  • Chris: Olaf started before Jenn came on, Olaf started when Elsa was a villain. She created these snowman guards and marshmallow was kind of a holdover from that because he was this scary snowman guard. Olaf was the very first guard she created and it was when Elsa was just beginning her powers so she wasn’t real good at it. So Olaf was her first snowman and we called Olaf “like the first pancake.” You know when you make pancakes and the first one is burned on the bottom, and you throw that one away, that was Olaf.  Olaf was always funny; I love the idea as an animator of a character that can do these very broad things, his head can come off his arms can come off he’s just fun to watch. Then when Jenn came on, and rightfully so and very wisely said “Olaf is funny, but he needs a purpose. How does he connect to Anna and Elsa’s journey? It was their story, so how does he connect that?” And that is the idea of creating Olaf when they were young and how it was a special bonding moment for those two. And that was what Olaf represents throughout the movie, and when you see him you think back to when things were good and when their relationship was good.
  • Jennifer: He is that potential to me of the girls reuniting. He’s the reason why, in a way, and it’s that innocent love they have before they were torn apart. I think when he is waddling around with Anna; it’s keeping her going to get to Elsa. It’s just a reminder of the impossible dreams of childhood as well. (And sometimes they come true) He then made sense to me, all of the characters had to represent some form of fear or love, whether they are exploiting fear or exploiting love, or naïve about love, it’s just important that he fit into that. After realizing that, Olaf became the easiest and most fun to write, and before that he was definitely the hardest. 

Olaf lost his head!Olaf lost his head!Courtesy of Disney

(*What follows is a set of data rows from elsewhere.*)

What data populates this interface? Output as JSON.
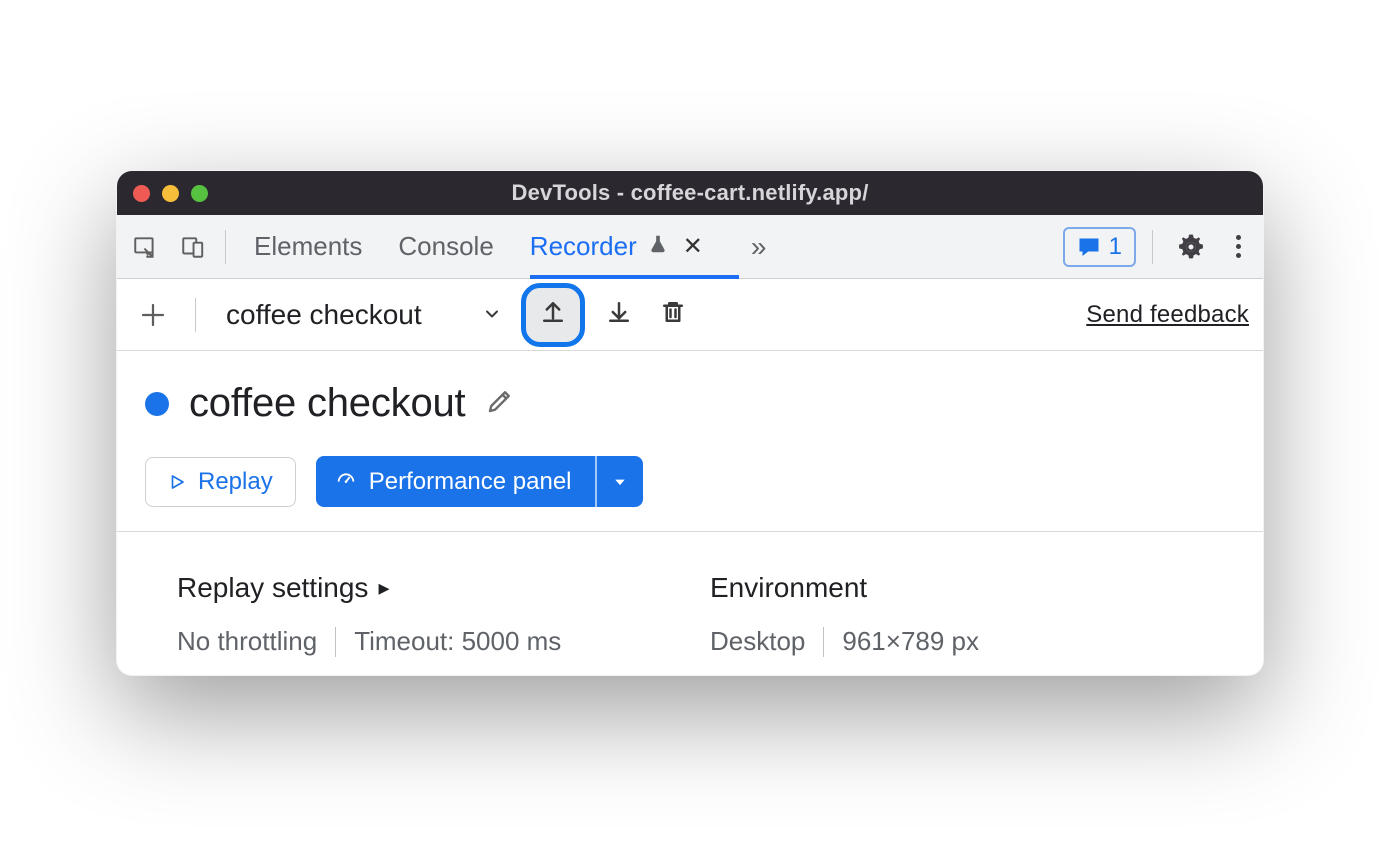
{
  "titlebar": {
    "title": "DevTools - coffee-cart.netlify.app/"
  },
  "tabs": {
    "items": [
      {
        "label": "Elements",
        "active": false
      },
      {
        "label": "Console",
        "active": false
      },
      {
        "label": "Recorder",
        "active": true
      }
    ]
  },
  "messages_badge": {
    "count": "1"
  },
  "toolbar": {
    "recording_name": "coffee checkout",
    "feedback_link": "Send feedback"
  },
  "recording": {
    "title": "coffee checkout",
    "replay_label": "Replay",
    "perf_label": "Performance panel"
  },
  "settings": {
    "replay": {
      "heading": "Replay settings",
      "throttling": "No throttling",
      "timeout": "Timeout: 5000 ms"
    },
    "env": {
      "heading": "Environment",
      "device": "Desktop",
      "dimensions": "961×789 px"
    }
  }
}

Kidzworld: When casting the movie how did you weight actors being able to sing or not?

  • Chris: Celebrity was second on the list, it was really the voice and what was right for the character, and can they sing. We had great actors come in and they couldn’t sing or wouldn’t sing, so we knew we couldn’t go down that road.  Kristen Bell was the very first actress to come in for Anna, we did audition a lot of people for that but she was the first and the best. We just fell in love with her.
  • Jennifer: Idina did a table read for us and she and Kristen hadn’t been cast yet and they read the whole script and at the end (We didn’t have any songs written yet), and what they did was sing a duet and they sung “Wind Beneath My Wings,” but they sung it like sisters and what you mean to me. And there wasn’t a dry eye in the house after they sang.
  • Jennifer: That is when they knew, that was the whole potential and understanding the power of music and of what this emotional story can be. 

Anna in Elsa's Ice PalaceAnna in Elsa's Ice PalaceCourtesy of Disney

Disney's Frozen - Hotel de Glace


Frozen is available on Blu-ray + DVD March 18th!

Frozen Box ArtFrozen Box ArtCourtesy of Disney